(Supplied information Opens)

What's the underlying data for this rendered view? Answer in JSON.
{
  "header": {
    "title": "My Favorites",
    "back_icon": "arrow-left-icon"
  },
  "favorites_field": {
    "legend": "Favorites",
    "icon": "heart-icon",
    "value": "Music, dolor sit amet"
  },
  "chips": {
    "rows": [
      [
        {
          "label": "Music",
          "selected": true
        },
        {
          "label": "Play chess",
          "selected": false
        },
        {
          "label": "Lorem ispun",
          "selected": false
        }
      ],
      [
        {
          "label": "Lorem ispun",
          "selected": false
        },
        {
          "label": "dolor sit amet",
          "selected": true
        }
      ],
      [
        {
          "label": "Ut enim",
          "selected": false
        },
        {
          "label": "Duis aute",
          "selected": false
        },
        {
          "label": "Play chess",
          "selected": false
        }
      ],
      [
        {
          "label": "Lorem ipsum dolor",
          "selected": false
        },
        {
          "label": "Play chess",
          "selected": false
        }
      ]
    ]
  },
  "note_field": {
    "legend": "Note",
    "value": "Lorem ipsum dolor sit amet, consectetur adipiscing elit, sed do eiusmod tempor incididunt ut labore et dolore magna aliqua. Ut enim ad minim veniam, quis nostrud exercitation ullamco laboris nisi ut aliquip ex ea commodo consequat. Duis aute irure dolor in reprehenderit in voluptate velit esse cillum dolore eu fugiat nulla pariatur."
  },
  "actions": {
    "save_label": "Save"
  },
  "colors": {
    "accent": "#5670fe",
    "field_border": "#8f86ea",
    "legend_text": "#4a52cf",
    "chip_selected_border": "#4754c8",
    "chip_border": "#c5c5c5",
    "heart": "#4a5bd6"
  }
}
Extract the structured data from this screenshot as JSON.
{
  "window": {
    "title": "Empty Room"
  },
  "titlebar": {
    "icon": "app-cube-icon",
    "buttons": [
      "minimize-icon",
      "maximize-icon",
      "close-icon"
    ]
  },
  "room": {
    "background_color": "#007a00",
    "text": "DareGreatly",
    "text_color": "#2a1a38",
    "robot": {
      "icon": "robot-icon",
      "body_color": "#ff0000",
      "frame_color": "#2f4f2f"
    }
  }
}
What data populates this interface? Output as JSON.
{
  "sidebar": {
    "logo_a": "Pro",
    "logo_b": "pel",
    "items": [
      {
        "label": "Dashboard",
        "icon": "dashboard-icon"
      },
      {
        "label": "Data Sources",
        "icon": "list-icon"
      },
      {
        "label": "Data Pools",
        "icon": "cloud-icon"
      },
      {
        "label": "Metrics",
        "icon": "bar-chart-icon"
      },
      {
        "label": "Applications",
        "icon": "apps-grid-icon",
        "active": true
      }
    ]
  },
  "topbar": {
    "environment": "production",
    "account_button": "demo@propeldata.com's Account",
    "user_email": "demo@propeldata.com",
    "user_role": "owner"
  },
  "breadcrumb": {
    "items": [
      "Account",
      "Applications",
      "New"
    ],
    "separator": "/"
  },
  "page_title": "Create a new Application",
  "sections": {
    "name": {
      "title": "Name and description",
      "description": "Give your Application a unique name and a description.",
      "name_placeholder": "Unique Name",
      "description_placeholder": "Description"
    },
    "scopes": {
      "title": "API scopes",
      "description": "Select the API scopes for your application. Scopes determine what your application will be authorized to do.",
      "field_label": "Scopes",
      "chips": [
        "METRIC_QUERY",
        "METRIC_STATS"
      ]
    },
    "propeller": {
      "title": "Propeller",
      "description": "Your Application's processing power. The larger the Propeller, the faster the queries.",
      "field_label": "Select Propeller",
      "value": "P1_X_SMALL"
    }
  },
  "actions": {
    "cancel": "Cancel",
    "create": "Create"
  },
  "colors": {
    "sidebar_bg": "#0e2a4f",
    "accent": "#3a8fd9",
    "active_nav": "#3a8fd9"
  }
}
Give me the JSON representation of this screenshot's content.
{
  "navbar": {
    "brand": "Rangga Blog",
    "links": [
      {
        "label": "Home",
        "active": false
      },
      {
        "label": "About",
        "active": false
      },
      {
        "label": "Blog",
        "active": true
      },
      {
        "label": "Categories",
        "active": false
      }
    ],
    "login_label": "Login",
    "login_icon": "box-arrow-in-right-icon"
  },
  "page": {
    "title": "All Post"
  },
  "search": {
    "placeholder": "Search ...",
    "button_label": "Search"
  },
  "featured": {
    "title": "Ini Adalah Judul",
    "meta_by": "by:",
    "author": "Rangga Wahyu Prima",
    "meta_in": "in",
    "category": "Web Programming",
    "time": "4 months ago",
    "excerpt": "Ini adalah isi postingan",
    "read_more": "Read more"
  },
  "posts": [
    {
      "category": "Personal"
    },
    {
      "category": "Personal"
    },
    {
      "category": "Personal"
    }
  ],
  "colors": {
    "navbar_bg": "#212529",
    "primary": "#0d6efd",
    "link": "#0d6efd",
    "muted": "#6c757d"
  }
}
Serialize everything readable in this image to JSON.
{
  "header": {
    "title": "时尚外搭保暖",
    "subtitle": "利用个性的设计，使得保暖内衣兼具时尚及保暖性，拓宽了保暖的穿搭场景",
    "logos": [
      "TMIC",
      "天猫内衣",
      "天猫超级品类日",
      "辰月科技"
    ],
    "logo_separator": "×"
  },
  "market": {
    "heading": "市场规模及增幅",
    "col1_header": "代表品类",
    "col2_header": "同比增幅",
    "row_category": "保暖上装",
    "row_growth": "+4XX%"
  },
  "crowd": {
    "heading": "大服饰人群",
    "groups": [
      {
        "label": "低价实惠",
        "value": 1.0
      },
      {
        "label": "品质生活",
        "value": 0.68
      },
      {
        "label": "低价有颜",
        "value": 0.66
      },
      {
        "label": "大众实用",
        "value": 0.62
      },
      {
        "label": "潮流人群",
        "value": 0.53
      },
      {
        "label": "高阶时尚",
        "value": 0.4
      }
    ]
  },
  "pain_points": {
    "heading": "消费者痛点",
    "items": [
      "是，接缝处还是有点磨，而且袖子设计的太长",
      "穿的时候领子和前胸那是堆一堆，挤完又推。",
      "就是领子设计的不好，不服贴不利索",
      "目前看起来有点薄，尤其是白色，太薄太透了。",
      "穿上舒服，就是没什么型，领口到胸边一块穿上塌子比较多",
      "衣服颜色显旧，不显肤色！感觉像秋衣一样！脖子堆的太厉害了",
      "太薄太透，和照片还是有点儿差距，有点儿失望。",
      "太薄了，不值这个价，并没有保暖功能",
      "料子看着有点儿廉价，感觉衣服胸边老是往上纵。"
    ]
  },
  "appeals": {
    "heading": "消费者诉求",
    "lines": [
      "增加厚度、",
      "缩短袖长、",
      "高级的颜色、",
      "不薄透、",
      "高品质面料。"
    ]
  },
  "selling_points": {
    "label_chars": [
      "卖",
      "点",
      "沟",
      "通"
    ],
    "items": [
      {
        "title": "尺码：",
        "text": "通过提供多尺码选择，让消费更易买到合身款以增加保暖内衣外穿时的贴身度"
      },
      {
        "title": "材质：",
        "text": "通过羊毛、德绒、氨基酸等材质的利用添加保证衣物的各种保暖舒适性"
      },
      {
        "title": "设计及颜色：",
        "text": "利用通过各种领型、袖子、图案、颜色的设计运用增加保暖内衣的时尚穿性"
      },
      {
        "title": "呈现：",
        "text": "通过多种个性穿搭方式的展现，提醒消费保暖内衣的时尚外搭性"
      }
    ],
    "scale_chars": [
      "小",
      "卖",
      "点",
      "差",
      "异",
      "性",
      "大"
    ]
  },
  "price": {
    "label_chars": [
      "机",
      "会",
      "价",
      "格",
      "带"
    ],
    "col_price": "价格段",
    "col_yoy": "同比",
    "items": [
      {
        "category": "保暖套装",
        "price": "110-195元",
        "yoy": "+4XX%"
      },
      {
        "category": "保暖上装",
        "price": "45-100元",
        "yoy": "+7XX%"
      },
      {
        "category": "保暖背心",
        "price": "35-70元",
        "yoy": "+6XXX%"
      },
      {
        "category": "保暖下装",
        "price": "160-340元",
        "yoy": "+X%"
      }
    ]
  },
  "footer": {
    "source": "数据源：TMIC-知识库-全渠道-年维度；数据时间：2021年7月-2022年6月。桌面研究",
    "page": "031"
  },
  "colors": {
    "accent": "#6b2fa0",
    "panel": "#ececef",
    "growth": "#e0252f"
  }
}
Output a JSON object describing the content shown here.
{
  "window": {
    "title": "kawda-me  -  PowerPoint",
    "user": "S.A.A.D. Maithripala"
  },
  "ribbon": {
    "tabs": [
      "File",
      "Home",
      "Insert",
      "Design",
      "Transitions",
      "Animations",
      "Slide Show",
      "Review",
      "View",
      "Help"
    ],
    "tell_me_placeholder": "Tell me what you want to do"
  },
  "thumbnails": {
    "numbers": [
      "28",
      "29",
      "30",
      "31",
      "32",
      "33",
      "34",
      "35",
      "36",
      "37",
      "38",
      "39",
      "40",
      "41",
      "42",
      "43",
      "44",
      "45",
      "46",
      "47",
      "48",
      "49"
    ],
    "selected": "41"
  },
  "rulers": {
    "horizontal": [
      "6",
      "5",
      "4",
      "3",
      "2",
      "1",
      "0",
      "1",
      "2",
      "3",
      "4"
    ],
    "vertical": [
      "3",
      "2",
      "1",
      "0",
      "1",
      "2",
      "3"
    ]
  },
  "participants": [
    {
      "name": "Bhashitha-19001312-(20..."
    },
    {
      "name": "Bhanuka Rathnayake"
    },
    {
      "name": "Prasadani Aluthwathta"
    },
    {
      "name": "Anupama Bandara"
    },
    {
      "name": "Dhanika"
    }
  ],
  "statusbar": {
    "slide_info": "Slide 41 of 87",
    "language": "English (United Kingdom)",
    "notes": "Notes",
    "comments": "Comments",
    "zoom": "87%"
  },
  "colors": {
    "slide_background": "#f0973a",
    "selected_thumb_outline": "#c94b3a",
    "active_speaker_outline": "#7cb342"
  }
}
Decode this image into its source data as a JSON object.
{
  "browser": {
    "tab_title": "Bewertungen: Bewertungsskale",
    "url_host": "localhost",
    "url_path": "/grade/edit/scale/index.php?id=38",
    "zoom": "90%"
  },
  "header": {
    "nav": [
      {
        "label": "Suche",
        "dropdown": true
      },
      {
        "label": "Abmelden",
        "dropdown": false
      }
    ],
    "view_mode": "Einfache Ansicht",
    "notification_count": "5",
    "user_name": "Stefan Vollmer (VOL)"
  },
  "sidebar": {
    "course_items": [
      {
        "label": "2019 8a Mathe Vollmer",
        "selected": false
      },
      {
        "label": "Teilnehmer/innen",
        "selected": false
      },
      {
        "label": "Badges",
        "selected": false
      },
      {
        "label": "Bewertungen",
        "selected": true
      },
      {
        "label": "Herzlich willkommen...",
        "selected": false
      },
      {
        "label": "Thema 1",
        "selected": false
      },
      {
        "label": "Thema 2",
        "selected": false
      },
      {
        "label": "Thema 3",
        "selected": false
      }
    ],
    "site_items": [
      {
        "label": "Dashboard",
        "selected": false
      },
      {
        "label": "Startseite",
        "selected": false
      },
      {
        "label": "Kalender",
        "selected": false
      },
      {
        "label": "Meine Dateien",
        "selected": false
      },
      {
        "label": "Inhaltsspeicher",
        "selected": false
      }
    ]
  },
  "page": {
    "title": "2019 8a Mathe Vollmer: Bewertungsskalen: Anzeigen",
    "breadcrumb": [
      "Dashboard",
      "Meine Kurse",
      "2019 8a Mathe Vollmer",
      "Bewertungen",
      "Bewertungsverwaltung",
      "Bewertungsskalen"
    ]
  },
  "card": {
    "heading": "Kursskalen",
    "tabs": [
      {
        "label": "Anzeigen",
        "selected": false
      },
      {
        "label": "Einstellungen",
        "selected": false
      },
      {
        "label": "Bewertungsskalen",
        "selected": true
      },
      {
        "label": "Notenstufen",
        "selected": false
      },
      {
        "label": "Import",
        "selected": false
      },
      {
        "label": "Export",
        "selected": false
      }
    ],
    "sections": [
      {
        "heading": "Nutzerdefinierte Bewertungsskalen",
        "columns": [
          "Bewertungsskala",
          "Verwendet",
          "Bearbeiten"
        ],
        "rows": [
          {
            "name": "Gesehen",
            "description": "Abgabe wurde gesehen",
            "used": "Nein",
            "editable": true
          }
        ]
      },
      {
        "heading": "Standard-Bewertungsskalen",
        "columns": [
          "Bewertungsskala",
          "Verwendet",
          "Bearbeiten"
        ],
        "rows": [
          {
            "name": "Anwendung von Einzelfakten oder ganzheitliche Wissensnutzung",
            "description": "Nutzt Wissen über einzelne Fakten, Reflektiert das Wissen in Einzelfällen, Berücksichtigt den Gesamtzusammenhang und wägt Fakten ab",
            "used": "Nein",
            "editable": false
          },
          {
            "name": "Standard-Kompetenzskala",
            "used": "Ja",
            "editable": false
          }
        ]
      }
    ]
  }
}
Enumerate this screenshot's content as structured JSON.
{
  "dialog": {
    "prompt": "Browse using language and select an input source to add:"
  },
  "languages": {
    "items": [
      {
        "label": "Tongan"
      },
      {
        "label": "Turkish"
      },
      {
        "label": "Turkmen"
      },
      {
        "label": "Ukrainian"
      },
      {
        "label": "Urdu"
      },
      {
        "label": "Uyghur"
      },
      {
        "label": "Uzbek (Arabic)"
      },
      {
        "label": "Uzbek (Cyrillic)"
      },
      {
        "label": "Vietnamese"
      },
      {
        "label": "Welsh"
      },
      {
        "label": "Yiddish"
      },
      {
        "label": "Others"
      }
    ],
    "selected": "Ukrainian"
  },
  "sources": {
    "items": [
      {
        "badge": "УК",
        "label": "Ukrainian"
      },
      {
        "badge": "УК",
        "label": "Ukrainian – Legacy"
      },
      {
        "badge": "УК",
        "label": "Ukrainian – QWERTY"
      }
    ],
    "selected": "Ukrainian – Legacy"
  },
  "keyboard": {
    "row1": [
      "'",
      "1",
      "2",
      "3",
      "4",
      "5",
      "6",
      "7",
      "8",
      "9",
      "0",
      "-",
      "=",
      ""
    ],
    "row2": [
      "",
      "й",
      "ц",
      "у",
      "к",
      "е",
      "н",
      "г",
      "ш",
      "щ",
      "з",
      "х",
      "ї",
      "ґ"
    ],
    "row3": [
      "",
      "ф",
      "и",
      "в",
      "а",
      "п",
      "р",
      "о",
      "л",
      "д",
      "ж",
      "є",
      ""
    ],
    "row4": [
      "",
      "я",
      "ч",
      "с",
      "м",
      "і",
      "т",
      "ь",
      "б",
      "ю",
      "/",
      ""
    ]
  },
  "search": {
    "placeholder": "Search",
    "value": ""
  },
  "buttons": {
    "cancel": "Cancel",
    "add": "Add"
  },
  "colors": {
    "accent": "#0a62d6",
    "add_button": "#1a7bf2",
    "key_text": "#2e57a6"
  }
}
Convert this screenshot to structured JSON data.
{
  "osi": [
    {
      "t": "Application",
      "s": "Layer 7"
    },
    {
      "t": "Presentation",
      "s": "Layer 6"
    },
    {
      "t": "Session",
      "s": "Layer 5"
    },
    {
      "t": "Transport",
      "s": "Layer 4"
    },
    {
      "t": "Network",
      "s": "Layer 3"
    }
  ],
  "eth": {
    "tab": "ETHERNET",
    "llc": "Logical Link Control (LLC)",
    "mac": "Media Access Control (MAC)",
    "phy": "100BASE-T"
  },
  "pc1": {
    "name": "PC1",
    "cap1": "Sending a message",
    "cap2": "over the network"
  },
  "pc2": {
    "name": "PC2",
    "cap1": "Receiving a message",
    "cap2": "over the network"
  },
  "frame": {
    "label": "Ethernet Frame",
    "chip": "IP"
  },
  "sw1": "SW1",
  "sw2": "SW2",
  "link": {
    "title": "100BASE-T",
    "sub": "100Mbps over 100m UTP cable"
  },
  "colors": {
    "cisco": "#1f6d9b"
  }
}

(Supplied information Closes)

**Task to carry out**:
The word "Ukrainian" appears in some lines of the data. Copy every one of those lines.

**Result**:
        "label": "Ukrainian"
    "selected": "Ukrainian"
        "label": "Ukrainian"
        "label": "Ukrainian – Legacy"
        "label": "Ukrainian – QWERTY"
    "selected": "Ukrainian – Legacy"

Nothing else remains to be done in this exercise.